  28. 28.
    Hathout RM, Mansour S, Geneidi AS, Mortada ND. Visualization, dermatopharmacokinetic analysis and monitoring the conformational effects of a microemulsion formulation in the skin stratum corneum. J Colloid Interface Sci. 2011;354:124–30. Scholar
  29. 29.
    Balázs B, Sipos P, Danciu C, Avram S, Soica C, Dehelean C, et al. ATR-FTIR and Raman spectroscopic investigation of the electroporation-mediated transdermal delivery of a nanocarrier system containing an antitumour drug. Biomed Opt Express. 2016;7:67–78. Scholar
  30. 30.
    Herman A, Herman AP. Essential oils and their constituents as skin penetration enhancer for transdermal drug delivery: a review. J Pharm Pharmacol. 2015;67:473–85. Scholar
  31. 31.
    Ge S, Lin Y, Lu H, Li Q, He J, Chen B, et al. Percutaneous delivery of econazole using microemulsion as vehicle: formulation, evaluation and vesicle-skin interaction. Int J Pharm. 2014;465:120–31. Scholar
  32. 32.
    Xie F, Chai J, Hu Q, Yu Y, Ma L, Liu L, et al. Transdermal permeation of drugs with differing lipophilicity: effect of penetration enhancer camphor. Int J Pharm. 2016;507:90–101. Scholar
  33. 33.
    Alvarez-Román R, Merino G, Kalia YN, Naik A, Guy RH. Skin permeability enhancement by low frequency sonophoresis: lipid extraction and transport pathways. J Pharm Sci. 2003;92:1138–46. Scholar
  34. 34.
    Furuishi T, Fukami T, Suzuki T, Takayama K, Tomono K. Synergistic effect of isopropyl myristate and glyceryl monocaprylate on the skin permeation of pentazocine. Biol Pharm Bull. 2010;33:294–300.CrossRefGoogle Scholar
  35. 35.
    Narishetty STK, Panchagnula R. Transdermal delivery of zidovudine: effect of terpenes and their mechanism of action. J Control Release. 2004;95:367–79. Scholar
  36. 36.
    Amnuaikit C, Ikeuchi I, Ogawara K, Higaki K, Kimura T. Skin permeation of propranolol from polymeric film containing terpene enhancers for transdermal use. Int J Pharm. 2005;289:167–78. Scholar
  37. 37.
    Narishetty STK, Panchagnula R. Effect of l-menthol and 1,8-cineole on phase behavior and molecular organization of SC lipids and skin permeation of zidovudine. J Control Release. 2005;102:59–70. Scholar
  38. 38.
    Williams AC, Barry BW. Penetration enhancers. Adv Drug Deliv Rev. 2012;64:128–37. Scholar

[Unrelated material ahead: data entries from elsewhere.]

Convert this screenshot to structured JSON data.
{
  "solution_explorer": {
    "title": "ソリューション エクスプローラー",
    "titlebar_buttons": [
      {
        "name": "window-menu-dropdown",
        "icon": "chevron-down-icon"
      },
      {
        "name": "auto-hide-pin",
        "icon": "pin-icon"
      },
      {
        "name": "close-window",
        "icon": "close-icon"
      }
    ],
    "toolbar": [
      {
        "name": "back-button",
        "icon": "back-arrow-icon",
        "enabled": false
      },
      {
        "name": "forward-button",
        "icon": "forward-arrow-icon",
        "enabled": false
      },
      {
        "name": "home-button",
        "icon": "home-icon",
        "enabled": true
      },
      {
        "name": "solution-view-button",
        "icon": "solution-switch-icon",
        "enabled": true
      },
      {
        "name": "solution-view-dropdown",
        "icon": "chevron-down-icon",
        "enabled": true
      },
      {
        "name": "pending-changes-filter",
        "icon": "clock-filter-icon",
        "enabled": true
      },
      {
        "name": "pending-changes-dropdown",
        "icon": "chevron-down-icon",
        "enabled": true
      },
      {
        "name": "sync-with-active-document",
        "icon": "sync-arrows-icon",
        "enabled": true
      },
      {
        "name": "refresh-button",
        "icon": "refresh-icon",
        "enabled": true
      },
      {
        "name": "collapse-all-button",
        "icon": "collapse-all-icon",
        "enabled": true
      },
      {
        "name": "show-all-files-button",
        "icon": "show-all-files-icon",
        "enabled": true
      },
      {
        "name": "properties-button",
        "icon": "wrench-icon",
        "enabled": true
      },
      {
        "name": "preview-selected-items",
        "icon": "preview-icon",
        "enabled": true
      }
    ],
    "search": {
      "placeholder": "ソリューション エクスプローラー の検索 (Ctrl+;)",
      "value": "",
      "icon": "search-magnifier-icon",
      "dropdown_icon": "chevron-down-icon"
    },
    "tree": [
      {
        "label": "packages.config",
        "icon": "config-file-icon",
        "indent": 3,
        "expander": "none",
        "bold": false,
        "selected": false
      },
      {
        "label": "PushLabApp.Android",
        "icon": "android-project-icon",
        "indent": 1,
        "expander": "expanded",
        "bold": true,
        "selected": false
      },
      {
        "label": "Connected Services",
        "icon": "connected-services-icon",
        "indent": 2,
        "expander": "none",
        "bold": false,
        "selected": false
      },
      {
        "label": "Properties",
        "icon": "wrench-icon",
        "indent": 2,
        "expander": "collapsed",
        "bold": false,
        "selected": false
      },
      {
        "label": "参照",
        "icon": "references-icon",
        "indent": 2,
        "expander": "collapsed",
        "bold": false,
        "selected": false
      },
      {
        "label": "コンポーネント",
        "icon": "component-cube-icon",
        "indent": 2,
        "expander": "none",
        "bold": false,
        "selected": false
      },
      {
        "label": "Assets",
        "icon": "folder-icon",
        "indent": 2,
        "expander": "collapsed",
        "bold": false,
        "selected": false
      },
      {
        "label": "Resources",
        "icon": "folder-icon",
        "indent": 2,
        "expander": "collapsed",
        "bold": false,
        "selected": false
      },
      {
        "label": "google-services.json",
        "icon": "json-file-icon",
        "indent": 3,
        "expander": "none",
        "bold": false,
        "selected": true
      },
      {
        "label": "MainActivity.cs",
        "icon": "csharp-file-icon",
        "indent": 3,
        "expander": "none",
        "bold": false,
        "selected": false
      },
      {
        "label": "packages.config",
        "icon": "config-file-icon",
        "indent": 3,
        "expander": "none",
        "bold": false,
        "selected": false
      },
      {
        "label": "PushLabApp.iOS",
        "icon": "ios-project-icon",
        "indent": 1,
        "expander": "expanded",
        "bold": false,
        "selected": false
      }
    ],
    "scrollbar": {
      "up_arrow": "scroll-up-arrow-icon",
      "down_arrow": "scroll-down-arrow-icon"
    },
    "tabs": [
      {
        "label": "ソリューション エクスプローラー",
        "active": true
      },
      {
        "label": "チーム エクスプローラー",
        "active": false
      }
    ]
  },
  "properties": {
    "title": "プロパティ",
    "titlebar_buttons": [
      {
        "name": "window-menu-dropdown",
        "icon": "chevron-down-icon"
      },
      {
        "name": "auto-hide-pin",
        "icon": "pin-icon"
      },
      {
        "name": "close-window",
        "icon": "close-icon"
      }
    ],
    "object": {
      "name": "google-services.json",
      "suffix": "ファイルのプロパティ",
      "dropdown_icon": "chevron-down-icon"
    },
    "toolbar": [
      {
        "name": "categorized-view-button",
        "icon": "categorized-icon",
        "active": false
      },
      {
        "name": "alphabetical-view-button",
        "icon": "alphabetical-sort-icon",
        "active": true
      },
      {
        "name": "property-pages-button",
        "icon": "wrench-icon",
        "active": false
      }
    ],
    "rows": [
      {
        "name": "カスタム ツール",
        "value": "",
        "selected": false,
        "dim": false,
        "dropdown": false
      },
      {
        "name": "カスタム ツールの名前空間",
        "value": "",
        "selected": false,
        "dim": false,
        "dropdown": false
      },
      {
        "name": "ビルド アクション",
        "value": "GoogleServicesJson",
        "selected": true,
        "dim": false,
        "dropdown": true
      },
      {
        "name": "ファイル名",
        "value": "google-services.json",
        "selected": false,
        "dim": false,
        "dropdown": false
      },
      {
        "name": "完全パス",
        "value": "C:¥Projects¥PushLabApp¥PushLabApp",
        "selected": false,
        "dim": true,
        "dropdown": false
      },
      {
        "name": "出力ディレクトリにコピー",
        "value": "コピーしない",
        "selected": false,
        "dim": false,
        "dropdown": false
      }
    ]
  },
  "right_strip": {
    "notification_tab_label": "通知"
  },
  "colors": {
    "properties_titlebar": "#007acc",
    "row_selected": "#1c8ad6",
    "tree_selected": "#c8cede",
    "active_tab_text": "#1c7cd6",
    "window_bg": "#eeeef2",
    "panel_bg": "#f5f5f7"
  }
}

Copyright information

© American Association of Pharmaceutical Scientists 2018

Authors and Affiliations

  • André Luis Menezes Carvalho
    • 1
    • 2
  • José Alexsandro Silva
    • 3
  • Ana Amélia Moreira Lira
    • 4
    • 5
    Email author
  • Ellen Denise Prado Almeida
    • 4
  • Rogéria de Souza Nunes
    • 4
  • Victor Hugo Vitorino Sarmento
    • 6
  • Leiz Maria Costa Veras
    • 7
  • José Roberto de Almeida Leite
    • 8
  • Leila Bastos Leal
    • 1
  • Davi Pereira de Santana
    • 1
  1. 1.Núcleo de Desenvolvimento Farmacêutico e Cosmético, Departamento de Ciências FarmacêuticasUniversidade Federal de PernambucoRecifeBrazil
  2. 2.Curso de FarmáciaUniversidade Federal do PiauíTeresinaBrazil
  3. 3.Department of Agrarian and Exact Sciences, Postgraduate Program in Agroindustry SystemsFederal University of Campina Grande - Campus IVPombalBrazil
  4. 4.Departamento de FarmáciaUniversidade Federal de SergipeSão CristóvãoBrazil
  5. 5.Department of PharmacyFederal University of SergipeSão CristóvãoBrazil
  6. 6.Departamento de QuímicaUniversidade Federal de SergipeItabaianaBrazil
  7. 7.Laboratório de Biodiversidade e BiotecnologiaUniversidade Federal do PiauíParnaíbaBrazil
  8. 8.Faculdade de MedicinaUniversidade de BrasíliaBrasíliaBrazil

Personalised recommendations